Brian Kemp Resigns As Secretary Of State, Declares Himself Victor In Governor's Race

Nov 8, 2018

Republican Brian Kemp resigned as Georgia’s secretary of state Thursday.

Gov. Nathan Deal said he has accepted the resignation and will name Robyn Crittenden, commissioner of the Department of Human Services, as the interim secretary.

The office of secretary of state oversees elections, but Kemp remained in place throughout his run for governor despite multiple calls for him to step down. When asked why he didn’t step down earlier, Kemp said he felt no need to.

“I was never concerned about the criticism I was getting,” Kemp said. “I think that was purely political. We’ve had other democratic secretary of state’s serve in their own election many, many times including a run for governor.”

Kemp has also argued former Secretary of State Cathy Cox stayed in office while she ran for the Democratic nomination for governor in 2006.

He now finds himself in a heated, controversial finish for the governor’s office with Democratic candidate Stacey Abrams. Kemp has declared victory in the race that has yet to be certified.

The secretary of state’s office announced Wednesday there were more than 20,000 outstanding provisional ballots, but Kemp campaign staffers said even if Abrams were to receive all the votes it would not be enough to trigger a runoff.

Meanwhile, Abrams’ campaign has gathered a team of lawyers and plans to take legal action to ensure all votes were properly received and accounted for.

Protesters gather outside of the governor's office in Georgia's State Capitol building.
Credit Ross Terrell / GPB News

As Kemp announced himself the victor with Gov. Deal, about 20 protesters gathered inside the State Capitol just outside the governor's office. They held signs asking for a runoff, saying this election wasn't fair.

Wanda Mosley, who lives in South Fulton, said Kemp stepping down today was meaningless. 

"It's ceremonial," she said. "It's ridiculous. It's indicative of the kind of campaign he ran. A bunch of foolishness. I have no faith. I have zero confidence in him."

Abrams' campaign said she needs just under 26,000 votes to force a runoff and they believe enough votes are outstanding to do that. 

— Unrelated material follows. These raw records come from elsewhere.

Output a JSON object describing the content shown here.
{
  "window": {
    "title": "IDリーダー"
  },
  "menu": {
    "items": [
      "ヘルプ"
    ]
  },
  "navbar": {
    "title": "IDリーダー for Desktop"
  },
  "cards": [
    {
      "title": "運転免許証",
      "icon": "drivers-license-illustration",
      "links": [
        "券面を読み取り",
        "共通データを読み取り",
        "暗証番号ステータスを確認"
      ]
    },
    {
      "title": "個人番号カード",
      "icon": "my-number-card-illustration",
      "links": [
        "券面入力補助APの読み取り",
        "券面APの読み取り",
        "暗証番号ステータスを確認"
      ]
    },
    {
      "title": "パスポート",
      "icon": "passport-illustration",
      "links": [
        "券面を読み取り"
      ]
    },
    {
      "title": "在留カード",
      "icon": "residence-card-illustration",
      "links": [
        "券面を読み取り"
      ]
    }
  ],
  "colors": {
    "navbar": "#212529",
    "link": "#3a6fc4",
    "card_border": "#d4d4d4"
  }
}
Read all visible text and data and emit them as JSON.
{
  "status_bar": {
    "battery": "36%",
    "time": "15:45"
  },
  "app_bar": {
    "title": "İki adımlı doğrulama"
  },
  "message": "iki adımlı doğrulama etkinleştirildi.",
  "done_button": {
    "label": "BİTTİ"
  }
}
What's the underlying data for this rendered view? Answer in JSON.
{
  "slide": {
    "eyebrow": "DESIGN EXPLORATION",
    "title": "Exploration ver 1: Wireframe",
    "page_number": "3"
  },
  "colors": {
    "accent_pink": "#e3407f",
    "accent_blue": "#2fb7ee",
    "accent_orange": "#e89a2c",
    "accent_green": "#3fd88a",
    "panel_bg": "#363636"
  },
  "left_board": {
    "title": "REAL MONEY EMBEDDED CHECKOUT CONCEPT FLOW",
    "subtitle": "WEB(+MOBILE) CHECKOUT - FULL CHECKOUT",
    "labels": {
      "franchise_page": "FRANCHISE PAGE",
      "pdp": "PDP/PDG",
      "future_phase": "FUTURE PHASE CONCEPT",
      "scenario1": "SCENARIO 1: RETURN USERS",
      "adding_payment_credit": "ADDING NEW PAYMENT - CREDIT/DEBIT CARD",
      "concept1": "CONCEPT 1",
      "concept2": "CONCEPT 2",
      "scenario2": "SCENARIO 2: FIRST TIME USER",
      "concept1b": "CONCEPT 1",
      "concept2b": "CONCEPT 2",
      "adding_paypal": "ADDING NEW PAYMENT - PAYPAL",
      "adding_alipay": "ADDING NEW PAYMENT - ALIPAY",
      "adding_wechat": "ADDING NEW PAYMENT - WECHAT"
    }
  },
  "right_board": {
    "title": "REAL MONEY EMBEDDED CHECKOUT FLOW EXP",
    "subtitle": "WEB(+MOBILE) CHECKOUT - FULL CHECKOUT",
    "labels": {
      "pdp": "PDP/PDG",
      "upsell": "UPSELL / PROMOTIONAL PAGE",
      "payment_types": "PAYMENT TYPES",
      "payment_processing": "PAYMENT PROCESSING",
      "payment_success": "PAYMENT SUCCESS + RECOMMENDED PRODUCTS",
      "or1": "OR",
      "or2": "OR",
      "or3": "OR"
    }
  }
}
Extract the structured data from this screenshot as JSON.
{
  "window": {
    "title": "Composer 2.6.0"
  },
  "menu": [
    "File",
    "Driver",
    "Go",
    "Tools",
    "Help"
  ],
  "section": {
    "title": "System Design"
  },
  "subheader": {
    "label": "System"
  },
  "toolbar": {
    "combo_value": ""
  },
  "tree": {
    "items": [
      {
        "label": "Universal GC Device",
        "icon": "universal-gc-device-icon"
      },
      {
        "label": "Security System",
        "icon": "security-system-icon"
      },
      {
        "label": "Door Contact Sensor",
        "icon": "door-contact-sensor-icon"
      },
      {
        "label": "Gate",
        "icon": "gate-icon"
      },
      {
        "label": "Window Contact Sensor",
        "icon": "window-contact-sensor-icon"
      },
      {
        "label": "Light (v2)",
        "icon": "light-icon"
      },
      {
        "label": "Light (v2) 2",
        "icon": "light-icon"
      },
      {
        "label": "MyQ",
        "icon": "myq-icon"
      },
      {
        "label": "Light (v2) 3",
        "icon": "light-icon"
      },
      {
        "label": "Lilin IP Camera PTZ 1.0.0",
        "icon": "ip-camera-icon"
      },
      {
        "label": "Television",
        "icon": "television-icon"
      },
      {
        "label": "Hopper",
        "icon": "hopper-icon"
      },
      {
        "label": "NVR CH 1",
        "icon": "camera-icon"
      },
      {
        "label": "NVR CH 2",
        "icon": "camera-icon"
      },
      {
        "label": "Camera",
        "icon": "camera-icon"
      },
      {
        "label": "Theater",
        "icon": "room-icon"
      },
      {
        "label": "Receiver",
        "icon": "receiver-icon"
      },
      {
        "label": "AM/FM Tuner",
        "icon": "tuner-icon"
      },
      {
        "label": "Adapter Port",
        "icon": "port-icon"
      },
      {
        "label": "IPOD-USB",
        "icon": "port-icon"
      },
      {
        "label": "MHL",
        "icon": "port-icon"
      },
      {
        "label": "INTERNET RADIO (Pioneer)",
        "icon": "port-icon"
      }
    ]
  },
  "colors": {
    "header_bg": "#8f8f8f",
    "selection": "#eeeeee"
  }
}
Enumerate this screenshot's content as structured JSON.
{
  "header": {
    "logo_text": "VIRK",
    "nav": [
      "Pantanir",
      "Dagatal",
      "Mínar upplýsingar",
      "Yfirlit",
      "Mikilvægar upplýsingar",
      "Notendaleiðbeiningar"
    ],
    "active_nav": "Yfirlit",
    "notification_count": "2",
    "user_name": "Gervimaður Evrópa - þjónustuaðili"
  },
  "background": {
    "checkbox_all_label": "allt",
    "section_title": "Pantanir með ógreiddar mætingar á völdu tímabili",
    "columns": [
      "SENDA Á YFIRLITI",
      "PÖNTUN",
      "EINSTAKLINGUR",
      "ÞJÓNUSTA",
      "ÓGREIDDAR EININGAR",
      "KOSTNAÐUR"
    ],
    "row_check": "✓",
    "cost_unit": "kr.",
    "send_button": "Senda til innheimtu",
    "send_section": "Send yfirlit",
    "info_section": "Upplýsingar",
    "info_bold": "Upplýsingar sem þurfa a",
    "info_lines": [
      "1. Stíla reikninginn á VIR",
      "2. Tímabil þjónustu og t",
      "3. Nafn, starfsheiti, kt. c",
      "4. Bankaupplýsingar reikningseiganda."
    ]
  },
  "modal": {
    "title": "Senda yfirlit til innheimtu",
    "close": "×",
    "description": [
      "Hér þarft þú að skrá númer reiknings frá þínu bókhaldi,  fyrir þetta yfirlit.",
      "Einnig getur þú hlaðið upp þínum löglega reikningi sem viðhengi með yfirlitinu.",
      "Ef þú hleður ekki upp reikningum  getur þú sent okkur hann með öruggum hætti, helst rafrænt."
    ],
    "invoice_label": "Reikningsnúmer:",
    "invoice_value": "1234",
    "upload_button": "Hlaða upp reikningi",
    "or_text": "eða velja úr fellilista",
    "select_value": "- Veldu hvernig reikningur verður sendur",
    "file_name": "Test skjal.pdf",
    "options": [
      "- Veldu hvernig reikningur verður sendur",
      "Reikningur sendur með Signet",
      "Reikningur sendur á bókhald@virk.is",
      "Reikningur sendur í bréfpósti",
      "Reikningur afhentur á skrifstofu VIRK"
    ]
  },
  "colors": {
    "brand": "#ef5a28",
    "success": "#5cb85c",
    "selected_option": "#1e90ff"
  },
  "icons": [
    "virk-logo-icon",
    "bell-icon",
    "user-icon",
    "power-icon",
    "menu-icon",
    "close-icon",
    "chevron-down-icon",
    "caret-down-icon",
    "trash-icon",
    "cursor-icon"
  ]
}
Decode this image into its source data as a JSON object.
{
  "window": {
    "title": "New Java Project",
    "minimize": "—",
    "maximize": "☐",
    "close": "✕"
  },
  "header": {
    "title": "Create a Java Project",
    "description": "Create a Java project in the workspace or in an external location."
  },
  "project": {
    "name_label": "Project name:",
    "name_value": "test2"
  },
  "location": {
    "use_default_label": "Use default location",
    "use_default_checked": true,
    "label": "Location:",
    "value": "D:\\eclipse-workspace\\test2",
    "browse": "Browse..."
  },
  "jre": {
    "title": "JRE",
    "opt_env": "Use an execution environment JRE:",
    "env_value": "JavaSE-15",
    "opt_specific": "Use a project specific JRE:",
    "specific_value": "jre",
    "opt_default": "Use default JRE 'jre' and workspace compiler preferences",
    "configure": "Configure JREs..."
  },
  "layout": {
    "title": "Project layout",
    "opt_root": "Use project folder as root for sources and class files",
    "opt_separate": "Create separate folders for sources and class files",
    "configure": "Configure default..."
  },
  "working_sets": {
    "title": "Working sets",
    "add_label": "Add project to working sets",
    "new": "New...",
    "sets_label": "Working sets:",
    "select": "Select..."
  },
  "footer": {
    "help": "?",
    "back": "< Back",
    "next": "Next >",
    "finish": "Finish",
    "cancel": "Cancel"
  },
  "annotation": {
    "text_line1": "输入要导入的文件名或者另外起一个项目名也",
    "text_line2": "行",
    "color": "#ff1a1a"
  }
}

The secretary of state's office announced it will certify all votes by next Wednesday. 

Editor's note: This story was updated at 3:43 p.m. to include information on protesters and Abrams' campaign response.